• Work to be completed
Could you copy every line of the data that contains the word "text"?

▬▬▬▬▬▬▬▬▬▬

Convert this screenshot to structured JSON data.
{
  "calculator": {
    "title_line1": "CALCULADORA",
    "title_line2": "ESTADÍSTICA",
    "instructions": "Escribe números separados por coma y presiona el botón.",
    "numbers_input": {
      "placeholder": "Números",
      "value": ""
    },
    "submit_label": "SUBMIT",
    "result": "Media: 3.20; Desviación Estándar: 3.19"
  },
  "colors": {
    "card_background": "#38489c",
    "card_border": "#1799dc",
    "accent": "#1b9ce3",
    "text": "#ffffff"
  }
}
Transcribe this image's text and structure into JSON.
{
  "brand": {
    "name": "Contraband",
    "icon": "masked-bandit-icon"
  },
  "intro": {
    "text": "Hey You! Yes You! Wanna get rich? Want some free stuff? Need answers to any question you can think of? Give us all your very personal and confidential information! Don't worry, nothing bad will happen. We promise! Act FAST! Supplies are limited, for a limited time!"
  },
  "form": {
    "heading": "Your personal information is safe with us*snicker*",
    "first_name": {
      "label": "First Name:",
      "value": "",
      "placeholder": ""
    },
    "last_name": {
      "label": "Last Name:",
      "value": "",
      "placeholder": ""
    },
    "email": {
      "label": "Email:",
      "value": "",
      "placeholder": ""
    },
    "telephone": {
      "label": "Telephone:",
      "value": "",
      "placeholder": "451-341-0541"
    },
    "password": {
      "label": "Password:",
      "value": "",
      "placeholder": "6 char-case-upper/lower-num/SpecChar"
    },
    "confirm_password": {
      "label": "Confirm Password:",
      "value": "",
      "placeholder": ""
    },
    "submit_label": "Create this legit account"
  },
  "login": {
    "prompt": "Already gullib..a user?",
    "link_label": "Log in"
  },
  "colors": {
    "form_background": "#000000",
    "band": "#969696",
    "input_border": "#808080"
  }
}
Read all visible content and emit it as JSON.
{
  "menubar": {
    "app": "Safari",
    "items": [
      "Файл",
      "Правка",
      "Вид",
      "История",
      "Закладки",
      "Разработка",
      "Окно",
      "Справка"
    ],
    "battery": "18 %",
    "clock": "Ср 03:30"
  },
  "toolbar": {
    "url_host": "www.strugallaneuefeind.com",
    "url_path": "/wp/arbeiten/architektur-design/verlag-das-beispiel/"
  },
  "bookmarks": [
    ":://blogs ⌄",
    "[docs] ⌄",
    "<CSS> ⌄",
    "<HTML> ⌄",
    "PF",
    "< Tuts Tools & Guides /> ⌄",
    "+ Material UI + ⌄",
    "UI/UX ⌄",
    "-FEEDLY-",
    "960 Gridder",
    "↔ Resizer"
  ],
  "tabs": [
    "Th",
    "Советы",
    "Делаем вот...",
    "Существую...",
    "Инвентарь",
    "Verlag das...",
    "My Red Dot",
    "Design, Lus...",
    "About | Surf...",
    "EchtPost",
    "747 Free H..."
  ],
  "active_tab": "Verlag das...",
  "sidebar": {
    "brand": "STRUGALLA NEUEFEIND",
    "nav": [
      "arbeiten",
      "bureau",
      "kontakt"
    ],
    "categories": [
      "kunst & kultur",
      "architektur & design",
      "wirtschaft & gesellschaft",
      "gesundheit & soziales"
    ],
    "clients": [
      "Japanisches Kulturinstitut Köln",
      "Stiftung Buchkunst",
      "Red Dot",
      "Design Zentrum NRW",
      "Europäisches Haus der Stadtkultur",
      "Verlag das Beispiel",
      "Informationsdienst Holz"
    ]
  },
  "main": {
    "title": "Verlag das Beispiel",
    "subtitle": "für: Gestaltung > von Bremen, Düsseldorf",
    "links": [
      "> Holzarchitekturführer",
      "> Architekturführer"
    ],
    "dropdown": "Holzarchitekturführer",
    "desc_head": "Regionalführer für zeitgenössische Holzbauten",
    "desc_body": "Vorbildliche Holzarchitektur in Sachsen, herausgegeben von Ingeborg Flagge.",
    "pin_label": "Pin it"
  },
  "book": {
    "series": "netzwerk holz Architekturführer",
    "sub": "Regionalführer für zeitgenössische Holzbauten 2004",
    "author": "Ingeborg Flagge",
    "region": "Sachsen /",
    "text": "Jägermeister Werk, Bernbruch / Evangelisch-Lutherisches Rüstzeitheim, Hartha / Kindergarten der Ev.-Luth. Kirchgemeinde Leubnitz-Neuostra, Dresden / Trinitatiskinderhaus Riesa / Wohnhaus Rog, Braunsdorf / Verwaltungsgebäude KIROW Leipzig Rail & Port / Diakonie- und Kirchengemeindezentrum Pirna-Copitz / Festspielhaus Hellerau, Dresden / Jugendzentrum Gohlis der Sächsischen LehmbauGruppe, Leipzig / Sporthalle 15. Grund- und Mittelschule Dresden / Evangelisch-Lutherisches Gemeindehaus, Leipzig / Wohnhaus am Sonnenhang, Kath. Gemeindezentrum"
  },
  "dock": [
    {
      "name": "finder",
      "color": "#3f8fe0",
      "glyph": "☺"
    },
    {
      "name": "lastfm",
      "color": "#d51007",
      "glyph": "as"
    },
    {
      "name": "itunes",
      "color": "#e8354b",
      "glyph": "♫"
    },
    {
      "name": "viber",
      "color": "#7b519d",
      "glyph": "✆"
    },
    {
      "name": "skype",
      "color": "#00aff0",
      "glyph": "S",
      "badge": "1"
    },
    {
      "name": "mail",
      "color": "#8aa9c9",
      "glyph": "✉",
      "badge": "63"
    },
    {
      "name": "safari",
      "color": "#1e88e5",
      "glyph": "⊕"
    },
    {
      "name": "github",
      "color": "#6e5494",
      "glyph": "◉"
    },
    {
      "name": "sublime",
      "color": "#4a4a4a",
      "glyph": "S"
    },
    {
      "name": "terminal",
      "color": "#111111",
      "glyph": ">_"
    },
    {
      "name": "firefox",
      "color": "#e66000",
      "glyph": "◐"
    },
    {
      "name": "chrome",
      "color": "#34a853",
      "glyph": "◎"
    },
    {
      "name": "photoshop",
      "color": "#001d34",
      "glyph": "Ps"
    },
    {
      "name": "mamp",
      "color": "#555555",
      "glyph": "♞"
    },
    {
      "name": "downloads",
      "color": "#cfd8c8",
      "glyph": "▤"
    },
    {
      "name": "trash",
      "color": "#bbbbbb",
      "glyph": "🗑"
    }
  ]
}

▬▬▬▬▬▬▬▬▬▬

• Solution to this problem
    "text": "#ffffff"
Transcribe this image's text and structure into JSON.
    "text": "Hey You! Yes You! Wanna get rich? Want some free stuff? Need answers to any question you can think of? Give us all your very personal and confidential information! Don't worry, nothing bad will happen. We promise! Act FAST! Supplies are limited, for a limited time!"
    "text": "Jägermeister Werk, Bernbruch / Evangelisch-Lutherisches Rüstzeitheim, Hartha / Kindergarten der Ev.-Luth. Kirchgemeinde Leubnitz-Neuostra, Dresden / Trinitatiskinderhaus Riesa / Wohnhaus Rog, Braunsdorf / Verwaltungsgebäude KIROW Leipzig Rail & Port / Diakonie- und Kirchengemeindezentrum Pirna-Copitz / Festspielhaus Hellerau, Dresden / Jugendzentrum Gohlis der Sächsischen LehmbauGruppe, Leipzig / Sporthalle 15. Grund- und Mittelschule Dresden / Evangelisch-Lutherisches Gemeindehaus, Leipzig / Wohnhaus am Sonnenhang, Kath. Gemeindezentrum"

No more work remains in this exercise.